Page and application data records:
------------------------------------------------------------------------

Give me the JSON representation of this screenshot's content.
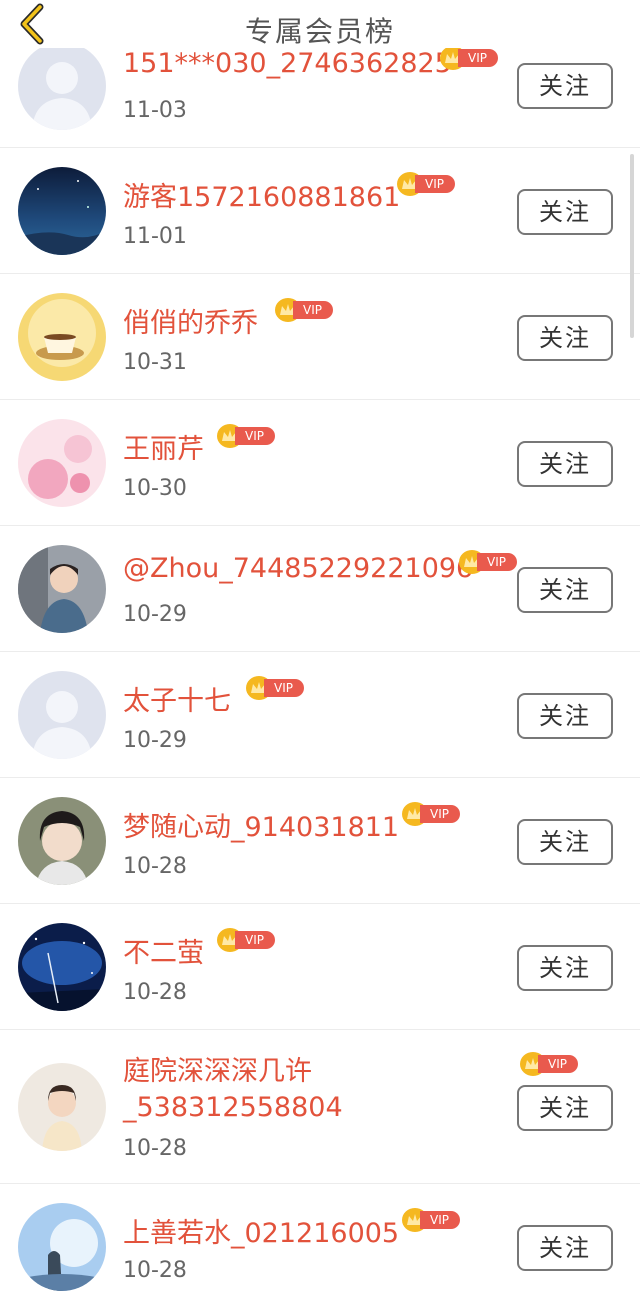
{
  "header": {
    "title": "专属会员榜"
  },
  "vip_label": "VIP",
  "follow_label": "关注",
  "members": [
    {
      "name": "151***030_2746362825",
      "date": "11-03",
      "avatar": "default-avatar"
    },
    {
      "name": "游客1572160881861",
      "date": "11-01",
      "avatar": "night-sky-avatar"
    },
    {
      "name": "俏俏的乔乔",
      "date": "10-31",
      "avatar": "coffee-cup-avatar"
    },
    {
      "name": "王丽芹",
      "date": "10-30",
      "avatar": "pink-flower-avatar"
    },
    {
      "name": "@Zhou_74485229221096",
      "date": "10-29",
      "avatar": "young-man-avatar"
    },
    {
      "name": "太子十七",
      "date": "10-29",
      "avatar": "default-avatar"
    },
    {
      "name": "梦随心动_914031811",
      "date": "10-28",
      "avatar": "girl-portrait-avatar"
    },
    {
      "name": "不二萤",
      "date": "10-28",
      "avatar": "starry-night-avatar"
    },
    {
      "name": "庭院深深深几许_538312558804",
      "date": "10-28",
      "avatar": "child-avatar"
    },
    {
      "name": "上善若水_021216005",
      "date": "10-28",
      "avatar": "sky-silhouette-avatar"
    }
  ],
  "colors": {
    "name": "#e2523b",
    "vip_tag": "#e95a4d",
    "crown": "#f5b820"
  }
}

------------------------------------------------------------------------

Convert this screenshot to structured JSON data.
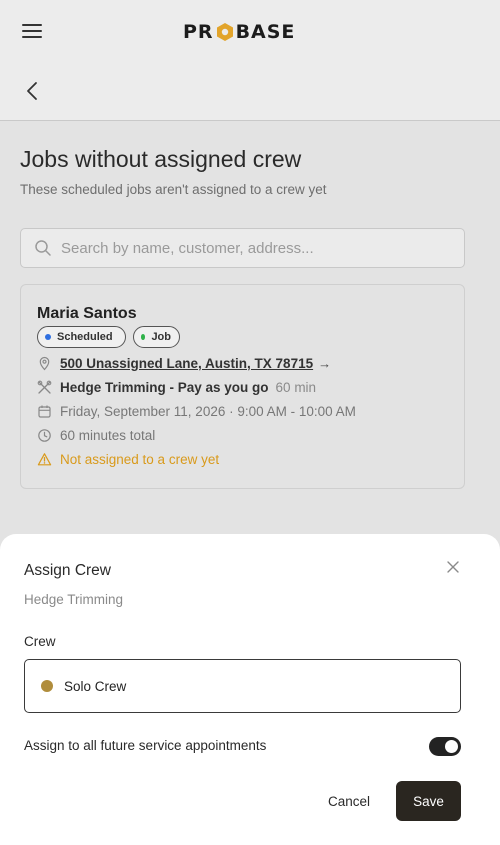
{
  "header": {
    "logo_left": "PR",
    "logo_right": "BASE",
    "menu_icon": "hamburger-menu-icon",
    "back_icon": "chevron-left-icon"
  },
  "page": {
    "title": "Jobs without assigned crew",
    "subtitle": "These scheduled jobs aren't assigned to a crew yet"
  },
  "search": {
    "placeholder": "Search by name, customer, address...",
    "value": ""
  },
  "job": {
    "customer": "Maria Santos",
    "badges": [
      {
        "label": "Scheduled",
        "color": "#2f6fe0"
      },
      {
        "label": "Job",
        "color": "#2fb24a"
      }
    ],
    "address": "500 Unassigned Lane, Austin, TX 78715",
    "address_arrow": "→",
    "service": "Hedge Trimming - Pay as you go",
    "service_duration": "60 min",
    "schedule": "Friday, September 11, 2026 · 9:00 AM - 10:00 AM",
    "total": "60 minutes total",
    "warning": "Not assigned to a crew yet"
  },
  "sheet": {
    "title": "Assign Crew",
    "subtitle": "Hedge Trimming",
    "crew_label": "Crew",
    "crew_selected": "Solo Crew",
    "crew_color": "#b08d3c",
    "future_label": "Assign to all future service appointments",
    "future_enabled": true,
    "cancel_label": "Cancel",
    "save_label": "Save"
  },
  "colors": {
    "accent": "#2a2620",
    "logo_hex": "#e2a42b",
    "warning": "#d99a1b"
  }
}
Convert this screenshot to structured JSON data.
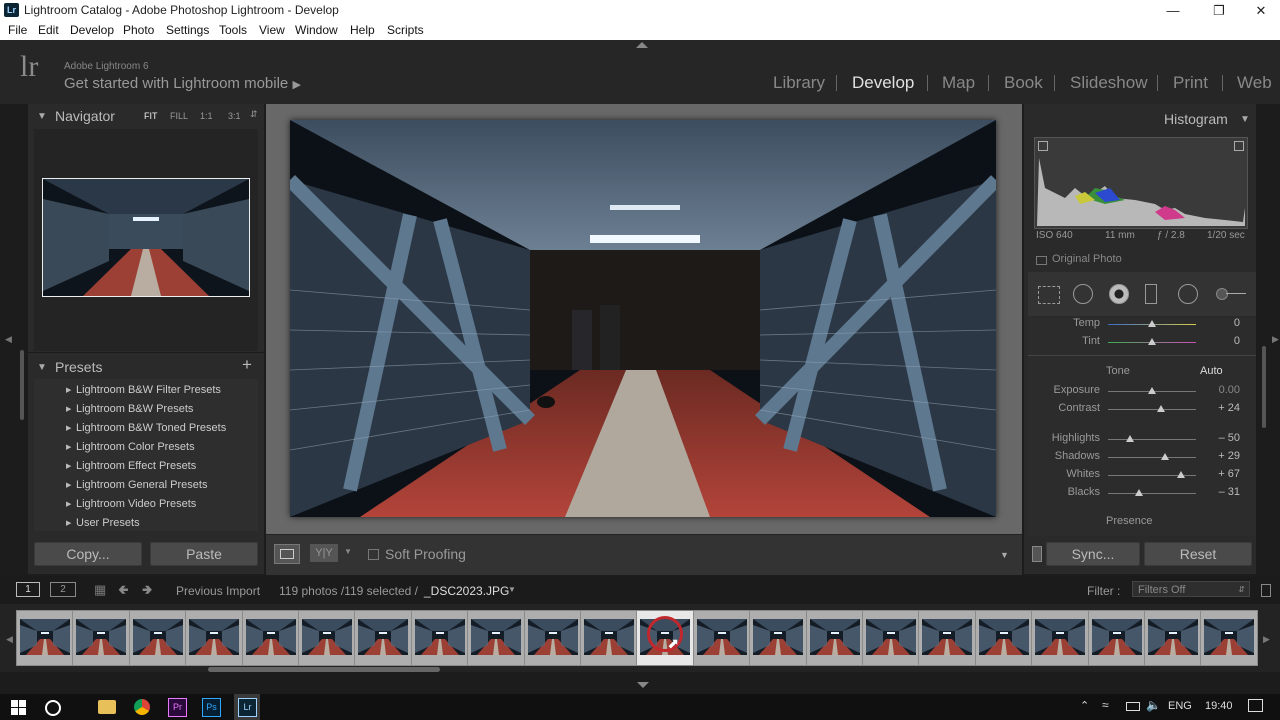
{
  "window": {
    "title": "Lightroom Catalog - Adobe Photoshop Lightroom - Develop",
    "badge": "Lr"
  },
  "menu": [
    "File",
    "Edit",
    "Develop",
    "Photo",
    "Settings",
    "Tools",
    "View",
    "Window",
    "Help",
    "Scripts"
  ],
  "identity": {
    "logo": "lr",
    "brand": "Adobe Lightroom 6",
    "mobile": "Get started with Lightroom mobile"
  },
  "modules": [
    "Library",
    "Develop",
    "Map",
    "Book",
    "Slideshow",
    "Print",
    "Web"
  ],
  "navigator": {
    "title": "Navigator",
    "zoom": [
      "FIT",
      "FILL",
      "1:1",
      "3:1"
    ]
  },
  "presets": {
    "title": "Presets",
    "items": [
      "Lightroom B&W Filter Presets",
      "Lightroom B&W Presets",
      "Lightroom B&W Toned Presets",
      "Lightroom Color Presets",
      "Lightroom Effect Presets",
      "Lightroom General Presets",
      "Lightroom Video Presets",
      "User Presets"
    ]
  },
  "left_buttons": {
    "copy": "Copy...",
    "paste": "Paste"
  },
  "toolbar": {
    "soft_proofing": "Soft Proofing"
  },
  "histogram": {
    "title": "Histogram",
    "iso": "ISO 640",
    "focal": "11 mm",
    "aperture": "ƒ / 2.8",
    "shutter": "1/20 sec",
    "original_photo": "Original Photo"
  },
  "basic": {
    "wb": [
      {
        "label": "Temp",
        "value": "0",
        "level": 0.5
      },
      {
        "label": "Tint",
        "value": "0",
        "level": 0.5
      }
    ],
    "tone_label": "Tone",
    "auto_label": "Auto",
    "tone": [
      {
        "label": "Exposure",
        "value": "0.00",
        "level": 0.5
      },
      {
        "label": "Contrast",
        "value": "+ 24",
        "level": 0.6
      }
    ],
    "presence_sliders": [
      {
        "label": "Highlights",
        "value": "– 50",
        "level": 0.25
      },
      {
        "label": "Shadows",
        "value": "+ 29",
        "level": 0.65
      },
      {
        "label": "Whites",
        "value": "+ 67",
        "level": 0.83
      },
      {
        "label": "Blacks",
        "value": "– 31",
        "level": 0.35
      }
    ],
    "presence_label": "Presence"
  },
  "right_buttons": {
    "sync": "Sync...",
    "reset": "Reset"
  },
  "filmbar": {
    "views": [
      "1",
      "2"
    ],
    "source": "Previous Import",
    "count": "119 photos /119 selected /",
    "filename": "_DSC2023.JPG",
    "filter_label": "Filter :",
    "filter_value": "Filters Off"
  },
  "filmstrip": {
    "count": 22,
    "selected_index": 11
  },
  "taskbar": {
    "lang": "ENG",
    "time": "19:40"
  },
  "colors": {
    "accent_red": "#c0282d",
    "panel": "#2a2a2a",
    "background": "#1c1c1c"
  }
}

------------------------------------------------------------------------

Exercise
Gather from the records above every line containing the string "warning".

Exercise answer
    "warning": "Not assigned to a crew yet"
    "warning": "#d99a1b"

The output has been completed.